The data:
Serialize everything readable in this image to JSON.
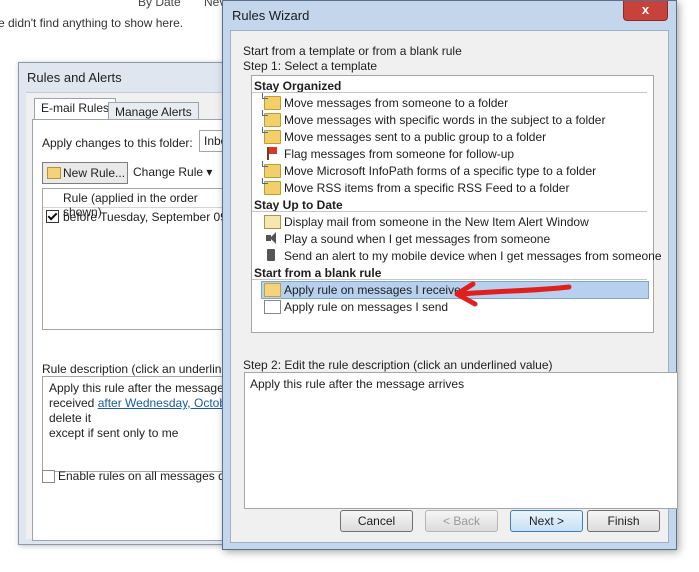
{
  "background": {
    "sort_label": "By Date",
    "newest_label": "Nev",
    "empty_message": "e didn't find anything to show here."
  },
  "rules_alerts": {
    "title": "Rules and Alerts",
    "tabs": [
      "E-mail Rules",
      "Manage Alerts"
    ],
    "apply_label": "Apply changes to this folder:",
    "folder_value": "Inbo",
    "new_rule_label": "New Rule...",
    "change_rule_label": "Change Rule ▾",
    "column_header": "Rule (applied in the order shown)",
    "rule_row": "before Tuesday, September 09,",
    "rule_checked": true,
    "desc_label": "Rule description (click an underline",
    "desc_lines": {
      "l1": "Apply this rule after the message a",
      "l2_prefix": "received ",
      "l2_link": "after Wednesday, Octobe",
      "l3": "delete it",
      "l4": "except if sent only to me"
    },
    "enable_label": "Enable rules on all messages do"
  },
  "wizard": {
    "title": "Rules Wizard",
    "close_glyph": "x",
    "start_label": "Start from a template or from a blank rule",
    "step1_label": "Step 1: Select a template",
    "groups": {
      "organized": "Stay Organized",
      "uptodate": "Stay Up to Date",
      "blank": "Start from a blank rule"
    },
    "items": [
      {
        "label": "Move messages from someone to a folder",
        "icon": "folder-icon"
      },
      {
        "label": "Move messages with specific words in the subject to a folder",
        "icon": "folder-icon"
      },
      {
        "label": "Move messages sent to a public group to a folder",
        "icon": "folder-icon"
      },
      {
        "label": "Flag messages from someone for follow-up",
        "icon": "flag-icon"
      },
      {
        "label": "Move Microsoft InfoPath forms of a specific type to a folder",
        "icon": "folder-icon"
      },
      {
        "label": "Move RSS items from a specific RSS Feed to a folder",
        "icon": "folder-icon"
      },
      {
        "label": "Display mail from someone in the New Item Alert Window",
        "icon": "alert-window-icon"
      },
      {
        "label": "Play a sound when I get messages from someone",
        "icon": "speaker-icon"
      },
      {
        "label": "Send an alert to my mobile device when I get messages from someone",
        "icon": "phone-icon"
      },
      {
        "label": "Apply rule on messages I receive",
        "icon": "receive-envelope-icon",
        "selected": true
      },
      {
        "label": "Apply rule on messages I send",
        "icon": "send-envelope-icon"
      }
    ],
    "step2_label": "Step 2: Edit the rule description (click an underlined value)",
    "step2_text": "Apply this rule after the message arrives",
    "buttons": {
      "cancel": "Cancel",
      "back": "< Back",
      "next": "Next >",
      "finish": "Finish"
    },
    "annotation_color": "#e0201c"
  }
}
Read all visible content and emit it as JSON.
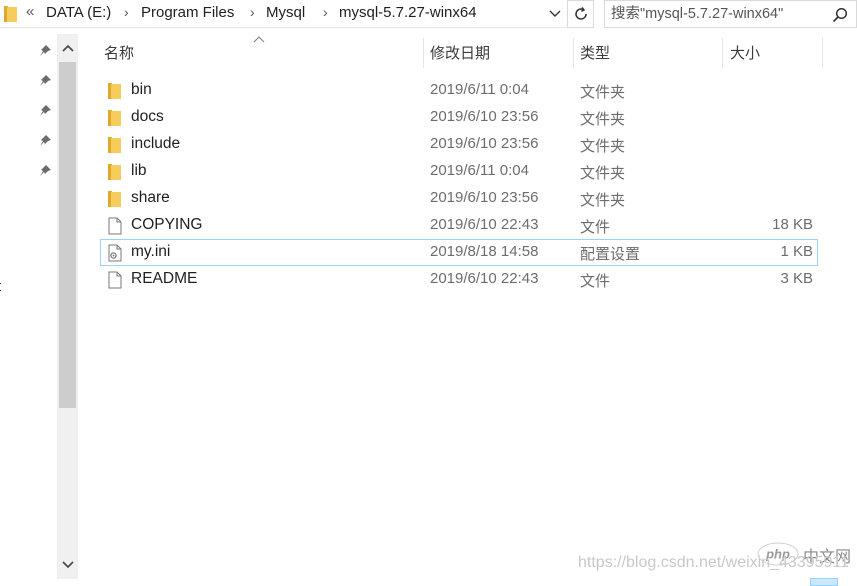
{
  "address": {
    "overflow_icon": "double-chevron-left-icon",
    "crumbs": [
      "DATA (E:)",
      "Program Files",
      "Mysql",
      "mysql-5.7.27-winx64"
    ],
    "separator": "›"
  },
  "search": {
    "placeholder": "搜索\"mysql-5.7.27-winx64\""
  },
  "nav": {
    "pinned_count": 5,
    "stray_text": "t"
  },
  "columns": {
    "name": "名称",
    "date": "修改日期",
    "type": "类型",
    "size": "大小"
  },
  "files": [
    {
      "name": "bin",
      "date": "2019/6/11 0:04",
      "type": "文件夹",
      "size": "",
      "icon": "folder-icon"
    },
    {
      "name": "docs",
      "date": "2019/6/10 23:56",
      "type": "文件夹",
      "size": "",
      "icon": "folder-icon"
    },
    {
      "name": "include",
      "date": "2019/6/10 23:56",
      "type": "文件夹",
      "size": "",
      "icon": "folder-icon"
    },
    {
      "name": "lib",
      "date": "2019/6/11 0:04",
      "type": "文件夹",
      "size": "",
      "icon": "folder-icon"
    },
    {
      "name": "share",
      "date": "2019/6/10 23:56",
      "type": "文件夹",
      "size": "",
      "icon": "folder-icon"
    },
    {
      "name": "COPYING",
      "date": "2019/6/10 22:43",
      "type": "文件",
      "size": "18 KB",
      "icon": "file-icon"
    },
    {
      "name": "my.ini",
      "date": "2019/8/18 14:58",
      "type": "配置设置",
      "size": "1 KB",
      "icon": "settings-file-icon"
    },
    {
      "name": "README",
      "date": "2019/6/10 22:43",
      "type": "文件",
      "size": "3 KB",
      "icon": "file-icon"
    }
  ],
  "watermark": {
    "url": "https://blog.csdn.net/weixin_43395911",
    "logo_text": "php",
    "logo_suffix": "中文网"
  },
  "colors": {
    "selection_border": "#99d1ff",
    "folder": "#f3c34a",
    "scroll_thumb": "#cdcdcd"
  }
}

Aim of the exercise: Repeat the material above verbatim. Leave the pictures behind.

Written response:
Serialize everything readable in this image to JSON.
{
  "background": {
    "sort_label": "By Date",
    "newest_label": "Nev",
    "empty_message": "e didn't find anything to show here."
  },
  "rules_alerts": {
    "title": "Rules and Alerts",
    "tabs": [
      "E-mail Rules",
      "Manage Alerts"
    ],
    "apply_label": "Apply changes to this folder:",
    "folder_value": "Inbo",
    "new_rule_label": "New Rule...",
    "change_rule_label": "Change Rule ▾",
    "column_header": "Rule (applied in the order shown)",
    "rule_row": "before Tuesday, September 09,",
    "rule_checked": true,
    "desc_label": "Rule description (click an underline",
    "desc_lines": {
      "l1": "Apply this rule after the message a",
      "l2_prefix": "received ",
      "l2_link": "after Wednesday, Octobe",
      "l3": "delete it",
      "l4": "except if sent only to me"
    },
    "enable_label": "Enable rules on all messages do"
  },
  "wizard": {
    "title": "Rules Wizard",
    "close_glyph": "x",
    "start_label": "Start from a template or from a blank rule",
    "step1_label": "Step 1: Select a template",
    "groups": {
      "organized": "Stay Organized",
      "uptodate": "Stay Up to Date",
      "blank": "Start from a blank rule"
    },
    "items": [
      {
        "label": "Move messages from someone to a folder",
        "icon": "folder-icon"
      },
      {
        "label": "Move messages with specific words in the subject to a folder",
        "icon": "folder-icon"
      },
      {
        "label": "Move messages sent to a public group to a folder",
        "icon": "folder-icon"
      },
      {
        "label": "Flag messages from someone for follow-up",
        "icon": "flag-icon"
      },
      {
        "label": "Move Microsoft InfoPath forms of a specific type to a folder",
        "icon": "folder-icon"
      },
      {
        "label": "Move RSS items from a specific RSS Feed to a folder",
        "icon": "folder-icon"
      },
      {
        "label": "Display mail from someone in the New Item Alert Window",
        "icon": "alert-window-icon"
      },
      {
        "label": "Play a sound when I get messages from someone",
        "icon": "speaker-icon"
      },
      {
        "label": "Send an alert to my mobile device when I get messages from someone",
        "icon": "phone-icon"
      },
      {
        "label": "Apply rule on messages I receive",
        "icon": "receive-envelope-icon",
        "selected": true
      },
      {
        "label": "Apply rule on messages I send",
        "icon": "send-envelope-icon"
      }
    ],
    "step2_label": "Step 2: Edit the rule description (click an underlined value)",
    "step2_text": "Apply this rule after the message arrives",
    "buttons": {
      "cancel": "Cancel",
      "back": "< Back",
      "next": "Next >",
      "finish": "Finish"
    },
    "annotation_color": "#e0201c"
  }
}
Read all visible content and emit it as JSON.
{
  "address": {
    "overflow_icon": "double-chevron-left-icon",
    "crumbs": [
      "DATA (E:)",
      "Program Files",
      "Mysql",
      "mysql-5.7.27-winx64"
    ],
    "separator": "›"
  },
  "search": {
    "placeholder": "搜索\"mysql-5.7.27-winx64\""
  },
  "nav": {
    "pinned_count": 5,
    "stray_text": "t"
  },
  "columns": {
    "name": "名称",
    "date": "修改日期",
    "type": "类型",
    "size": "大小"
  },
  "files": [
    {
      "name": "bin",
      "date": "2019/6/11 0:04",
      "type": "文件夹",
      "size": "",
      "icon": "folder-icon"
    },
    {
      "name": "docs",
      "date": "2019/6/10 23:56",
      "type": "文件夹",
      "size": "",
      "icon": "folder-icon"
    },
    {
      "name": "include",
      "date": "2019/6/10 23:56",
      "type": "文件夹",
      "size": "",
      "icon": "folder-icon"
    },
    {
      "name": "lib",
      "date": "2019/6/11 0:04",
      "type": "文件夹",
      "size": "",
      "icon": "folder-icon"
    },
    {
      "name": "share",
      "date": "2019/6/10 23:56",
      "type": "文件夹",
      "size": "",
      "icon": "folder-icon"
    },
    {
      "name": "COPYING",
      "date": "2019/6/10 22:43",
      "type": "文件",
      "size": "18 KB",
      "icon": "file-icon"
    },
    {
      "name": "my.ini",
      "date": "2019/8/18 14:58",
      "type": "配置设置",
      "size": "1 KB",
      "icon": "settings-file-icon"
    },
    {
      "name": "README",
      "date": "2019/6/10 22:43",
      "type": "文件",
      "size": "3 KB",
      "icon": "file-icon"
    }
  ],
  "watermark": {
    "url": "https://blog.csdn.net/weixin_43395911",
    "logo_text": "php",
    "logo_suffix": "中文网"
  },
  "colors": {
    "selection_border": "#99d1ff",
    "folder": "#f3c34a",
    "scroll_thumb": "#cdcdcd"
  }
}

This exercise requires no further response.